put them completely out of business for all time,” said Andy Flures
fervently. “That machine and those connected with it have been our
hoodoos since we arrived at Halifax. It certainly hasn’t been
Braizewell’s fault that he hasn’t put the jinx on us.”

“Yep,” Don answered, “but nevertheless I’ll bet it was just their luck
to escape that storm. You remember it took a sudden northward course,
and I’m pretty certain it turned before they came up with it.”

“Too bad, if that’s true,” said Andy morosely. As a matter of fact,
there hadn’t been anything to so ruffle his nature in years as this
series of incidents which had begun with his having to stand Pilot
Henryson on his head in the mud and mire of the Halifax aero field.

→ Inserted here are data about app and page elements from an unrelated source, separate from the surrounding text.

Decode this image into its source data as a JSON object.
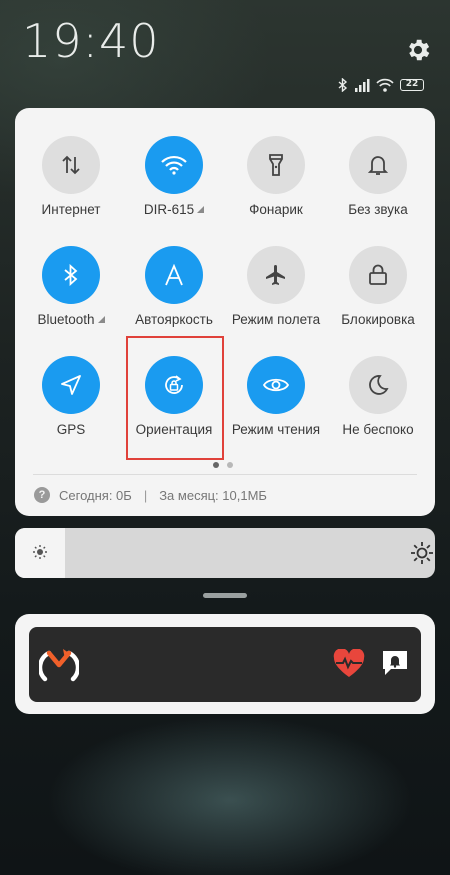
{
  "status": {
    "time": "19:40",
    "battery": "22",
    "icons": [
      "bluetooth-icon",
      "signal-icon",
      "wifi-icon",
      "battery-icon"
    ]
  },
  "quick_settings": {
    "tiles": [
      {
        "label": "Интернет",
        "icon": "mobile-data-icon",
        "active": false
      },
      {
        "label": "DIR-615",
        "icon": "wifi-icon",
        "active": true,
        "expandable": true
      },
      {
        "label": "Фонарик",
        "icon": "flashlight-icon",
        "active": false
      },
      {
        "label": "Без звука",
        "icon": "bell-icon",
        "active": false
      },
      {
        "label": "Bluetooth",
        "icon": "bluetooth-icon",
        "active": true,
        "expandable": true
      },
      {
        "label": "Автояркость",
        "icon": "auto-brightness-icon",
        "active": true
      },
      {
        "label": "Режим полета",
        "icon": "airplane-icon",
        "active": false
      },
      {
        "label": "Блокировка",
        "icon": "lock-icon",
        "active": false
      },
      {
        "label": "GPS",
        "icon": "location-icon",
        "active": true
      },
      {
        "label": "Ориентация",
        "icon": "rotation-lock-icon",
        "active": true,
        "highlighted": true
      },
      {
        "label": "Режим чтения",
        "icon": "eye-icon",
        "active": true
      },
      {
        "label": "Не беспоко",
        "icon": "moon-icon",
        "active": false
      }
    ],
    "page_count": 2,
    "current_page": 1,
    "data_usage": {
      "today": "Сегодня: 0Б",
      "separator": "|",
      "month": "За месяц: 10,1МБ"
    }
  },
  "brightness": {
    "level": 0.12
  },
  "notification": {
    "app_icon": "mi-fit-logo-icon",
    "actions": [
      "heart-rate-icon",
      "notification-bell-icon"
    ]
  },
  "colors": {
    "accent": "#1a9bf0",
    "tile_off": "#dedede",
    "highlight": "#e0413a",
    "panel": "#f4f4f4"
  }
}
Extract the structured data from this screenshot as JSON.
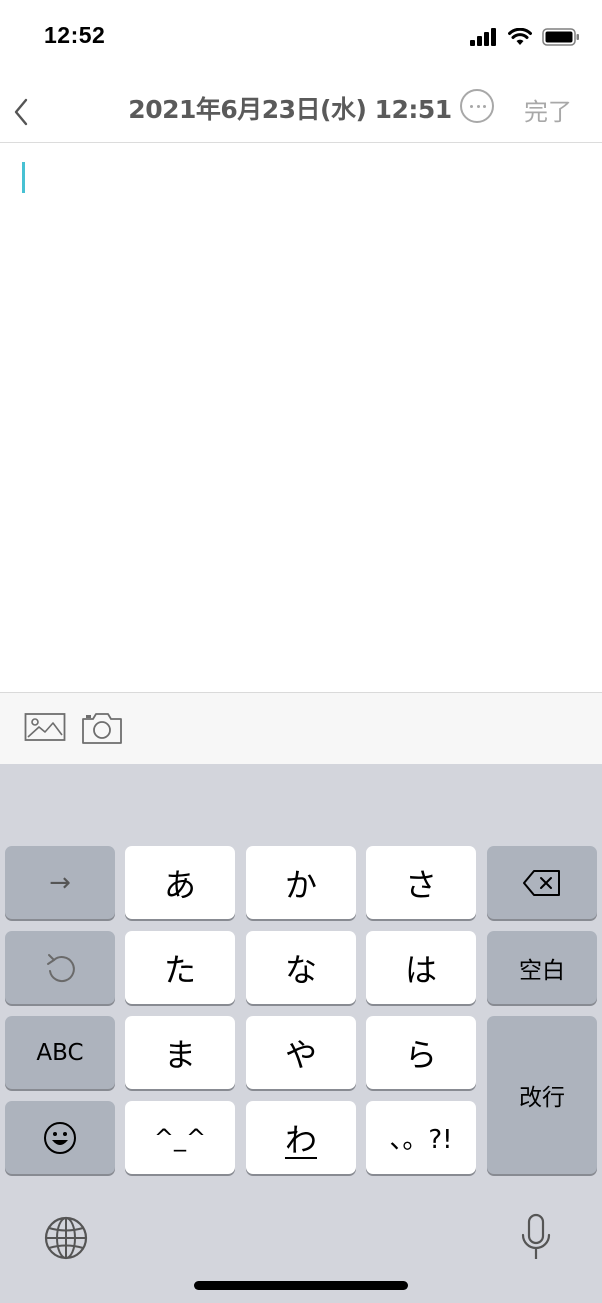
{
  "status_bar": {
    "time": "12:52"
  },
  "nav": {
    "title": "2021年6月23日(水) 12:51",
    "done": "完了"
  },
  "keyboard": {
    "rows": [
      [
        "→",
        "あ",
        "か",
        "さ"
      ],
      [
        "た",
        "な",
        "は",
        "空白"
      ],
      [
        "ABC",
        "ま",
        "や",
        "ら",
        "改行"
      ],
      [
        "^_^",
        "わ",
        "、。?!"
      ]
    ],
    "arrow": "→",
    "kana": {
      "a": "あ",
      "ka": "か",
      "sa": "さ",
      "ta": "た",
      "na": "な",
      "ha": "は",
      "ma": "ま",
      "ya": "や",
      "ra": "ら",
      "emoticon": "^_^",
      "wa": "わ",
      "punct": "、。?!"
    },
    "space": "空白",
    "abc": "ABC",
    "enter": "改行"
  },
  "icons": {
    "back": "chevron-left-icon",
    "more": "more-icon",
    "image": "image-icon",
    "camera": "camera-icon",
    "delete": "delete-icon",
    "undo": "undo-icon",
    "emoji": "emoji-icon",
    "globe": "globe-icon",
    "mic": "mic-icon"
  },
  "colors": {
    "caret": "#47c1d3",
    "keyboard_bg": "#d3d5dc",
    "dark_key": "#adb3bd"
  }
}
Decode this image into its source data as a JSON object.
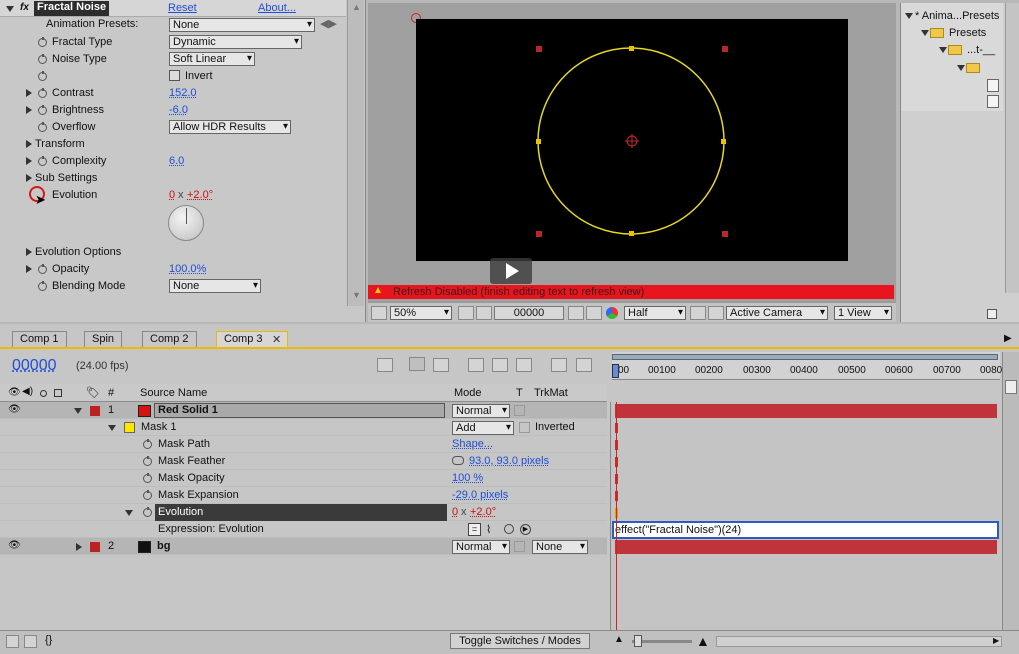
{
  "effects_panel": {
    "effect_name": "Fractal Noise",
    "reset": "Reset",
    "about": "About...",
    "anim_presets_label": "Animation Presets:",
    "anim_presets_value": "None",
    "props": {
      "fractal_type": {
        "label": "Fractal Type",
        "value": "Dynamic"
      },
      "noise_type": {
        "label": "Noise Type",
        "value": "Soft Linear"
      },
      "invert": {
        "label": "Invert"
      },
      "contrast": {
        "label": "Contrast",
        "value": "152.0"
      },
      "brightness": {
        "label": "Brightness",
        "value": "-6.0"
      },
      "overflow": {
        "label": "Overflow",
        "value": "Allow HDR Results"
      },
      "transform": {
        "label": "Transform"
      },
      "complexity": {
        "label": "Complexity",
        "value": "6.0"
      },
      "sub_settings": {
        "label": "Sub Settings"
      },
      "evolution": {
        "label": "Evolution",
        "rev": "0",
        "x": "x",
        "deg": "+2.0°"
      },
      "evolution_options": {
        "label": "Evolution Options"
      },
      "opacity": {
        "label": "Opacity",
        "value": "100.0%"
      },
      "blending_mode": {
        "label": "Blending Mode",
        "value": "None"
      }
    }
  },
  "viewer": {
    "warning": "Refresh Disabled (finish editing text to refresh view)",
    "zoom": "50%",
    "timecode": "00000",
    "resolution": "Half",
    "camera": "Active Camera",
    "views": "1 View"
  },
  "project_panel": {
    "items": [
      "* Anima...Presets",
      "Presets",
      "...t-__",
      "",
      "",
      ""
    ]
  },
  "timeline": {
    "tabs": [
      "Comp 1",
      "Spin",
      "Comp 2",
      "Comp 3"
    ],
    "active_tab": "Comp 3",
    "time": "00000",
    "fps": "(24.00 fps)",
    "headers": {
      "num": "#",
      "source": "Source Name",
      "mode": "Mode",
      "t": "T",
      "trkmat": "TrkMat"
    },
    "ruler": [
      "00",
      "00100",
      "00200",
      "00300",
      "00400",
      "00500",
      "00600",
      "00700",
      "0080"
    ],
    "layers": {
      "l1": {
        "num": "1",
        "name": "Red Solid 1",
        "mode": "Normal",
        "color": "#c81414"
      },
      "mask1": {
        "name": "Mask 1",
        "mode": "Add",
        "inverted": "Inverted"
      },
      "mask_path": {
        "label": "Mask Path",
        "value": "Shape..."
      },
      "mask_feather": {
        "label": "Mask Feather",
        "value": "93.0, 93.0 pixels"
      },
      "mask_opacity": {
        "label": "Mask Opacity",
        "value": "100 %"
      },
      "mask_expansion": {
        "label": "Mask Expansion",
        "value": "-29.0 pixels"
      },
      "evolution": {
        "label": "Evolution",
        "rev": "0",
        "x": "x",
        "deg": "+2.0°"
      },
      "expression": {
        "label": "Expression: Evolution",
        "code": "effect(\"Fractal Noise\")(24)"
      },
      "l2": {
        "num": "2",
        "name": "bg",
        "mode": "Normal",
        "trkmat": "None",
        "color": "#111111"
      }
    },
    "toggle_label": "Toggle Switches / Modes"
  },
  "colors": {
    "accent": "#f0b800",
    "warning": "#e8141e",
    "layer_bar": "#c0333a",
    "mask_stroke": "#e8d820"
  }
}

“Do you think we ought to wireless back that we were damaged and delayed
by the storm?” Don asked, addressing himself to all three. “They’ll be
wondering what happened to us long before we arrive on the other side.”

“Wouldn’t do at all,” said Jack quickly. “In the first place, we
probably couldn’t reach a shore station with the strength of our radio,
and in the second we’d be more likely to give that other plane our exact
location; and with the papers we’re carrying I’d rather not have a
scrimmage if it can be avoided.”

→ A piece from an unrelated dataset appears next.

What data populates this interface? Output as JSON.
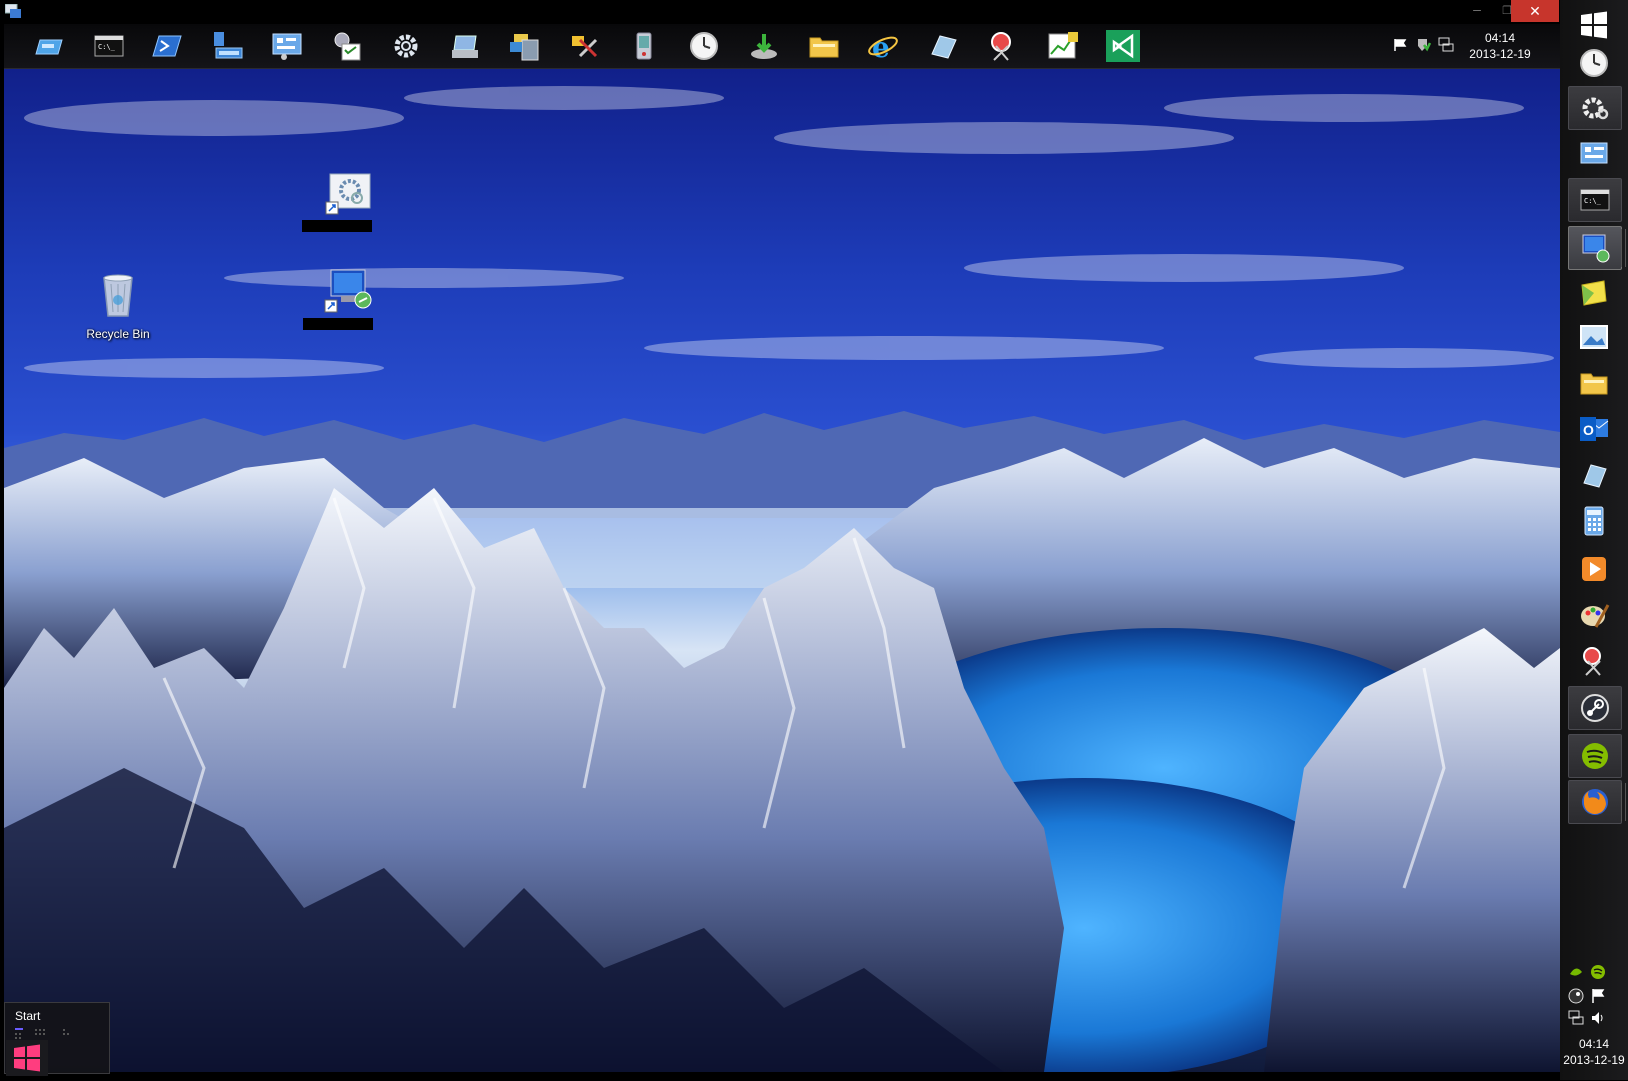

“That’s right,” Don agreed. “I hadn’t thought about the other machine
following us.”

“Listen!!” said Fred sharply only a few moments later.

Everyone instantly ceased talking, and to make things quieter both
engines were shut off and the plane was allowed to float along on her
own tremendous momentum.

“What is it?” asked Jack, looking anxiously at Fred, who remained
intent, with the earpieces of the radio apparatus held close to his ears
with both hands. “Getting something?” Jack continued, almost
unconsciously, but at the same time having to give ninety per cent of
his attention to steering and manipulating the plane, which was going
along without power.

“Yes,” answered Fred slowly. “And it’s that other plane. They’re not far
behind us. They’re talking to an ocean liner, and asking the ship if
she’s sighted us.”

“By golly, if we weren’t carrying these Government documents–” Jack
began.

“The ship is asking who we are and who they are,” Fred interrupted.

“And what are those crooks answering?” demanded Andy Flures.

Fred held up his hand for silence. Of a sudden his face took on a dark
scowl. “Well, the highbinders!” he suddenly exclaimed.

“What now?” asked Don.

“They’re saying,” Fred answered, “that we’re wanted by the Federal
Government; that we have stolen papers and are seeking to transfer them
to a foreign cruiser that is to meet us somewhere in the Atlantic. They
say they are a Government craft in pursuit.”

“All right,” said Jack, again throwing full power on the engines. “One
more score to settle when the reckoning comes–and I’m thinking its
going to come before we reach the other side.”

“The sooner the better,” said the now aroused Andy, at the same time
crawling forward to put the first strip of ammunition into the machine
gun. “Yes, sir, the sooner the better; and when the time arrives, I want
to work this little spitfire here,” indicating the gun.

They were now racing ahead at the highest speed the two motors would
develop. There was scarcely a perceptible adverse wind, and their course
was due east.